- Marine Mammal Monitoring
- Ocean Observatories
- Harbour Security
Sea Mammal Monitoring
The effects of noise on aquatic life is one of the big unknowns of current marine science. The current state of uncertainty combined with the potential for future consequences has lead some to take a precautionary view within legislation. The human contribution to ocean noise has increased during the past few decades with human noise becoming the dominant component of marine noise in some regions. This noise is directly correlated with the increasing industrialization of the ocean. Sound is an important factor in the lives of many marine organisms and the human additions to ocean sound overlap the full range of animal uses for sound in the ocean.
Theories and increasing observations suggest that man-made noise could be approaching levels at which negative effects on marine life may be occurring. Researchers need to identify the thresholds of such effects for each marine species and predict how increasing anthropogenic sound will enhance the effects. Researchers need to examine the functional relationship between sound and the viability of key marine organisms. Researchers and scientists are using passive acoustic monitoring in the form of hydrophones to study marine mammals.

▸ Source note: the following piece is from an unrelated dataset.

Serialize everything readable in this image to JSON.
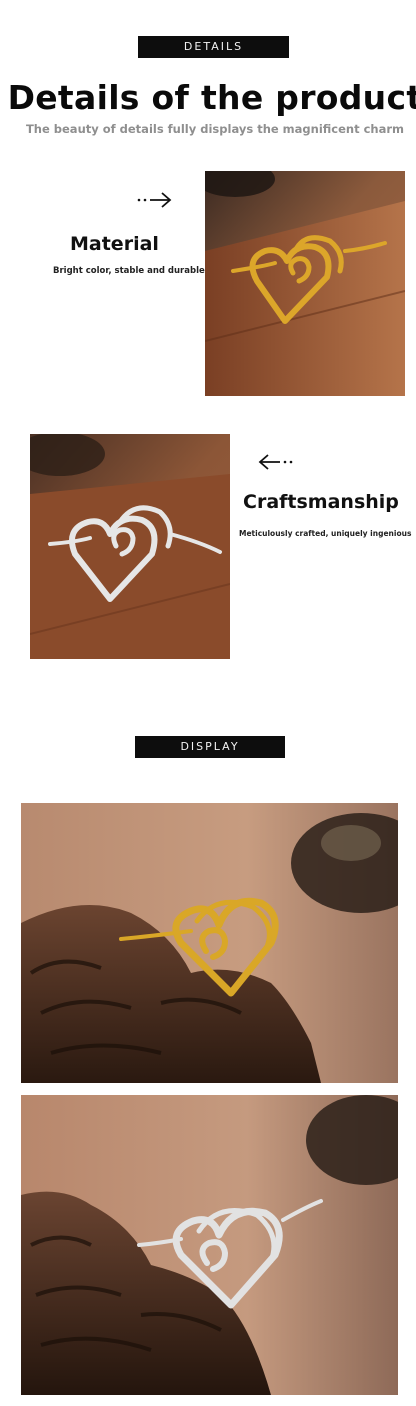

Ocean Observatories are being developed and deployed by researchers, scientists and institutions around the worlds oceans. Some observatories are cabled, some are moored, and some are made up of surface buoys. The Ocean Networks Canada Observatory, comprising VENUS and NEPTUNE Canada cabled networks, supports transformative coastal to deep ocean research and technology. It enables real-time interactive experiments, focused on ocean health, ecosystems, resources, natural hazards, and marine conservation. Currently there are two icListen High Frequency Smart Hydrophones and one icListen Low Frequency Smart Hydrophone on NEPTUNE, and one icListen Low Frequency Smart Hydrophone on VENUS. The cabled network is a 24/7 connection to the seafloor which enables researchers to constantly observe the ocean in real-time. The data is considered real-time because within seconds of it being collected it is streamed online which allows scientists, researchers, and the public the opportunity to access and analyze the data so they can see for themselves the changes in ocean properties.
The successful detection and tracking of sources of underwater noise is of particular interest for both the monitoring of marine life, as well as for reducing potential threats to port and harbour security. The use of passive acoustics is a cost-effective solution to the monitoring of unidentified underwater targets, whether hostile, friendly or purely environmental.

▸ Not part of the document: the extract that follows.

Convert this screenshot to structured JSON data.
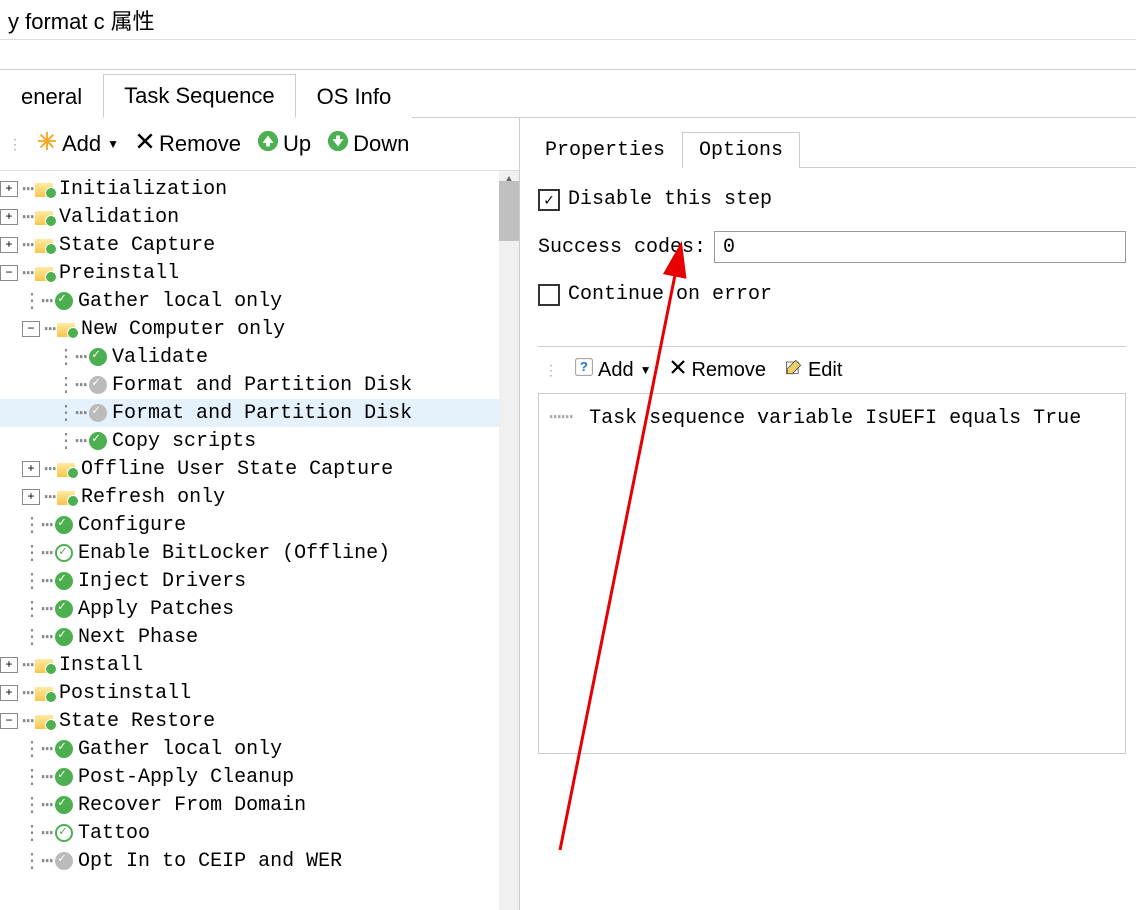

Underwater acoustics are used in the interest of having an undetectable surveillance system. A common method used for passive acoustics in the detection and tracking of targets is the utilization of hydrophones, hydrophone arrays, and radio buoys. If real-time data is needed the Ocean Sonics GSM Radio Buoy can supply instrument power and a link if cables are not possible. This link sends hydrophone data over the Internet to the user’s desktop.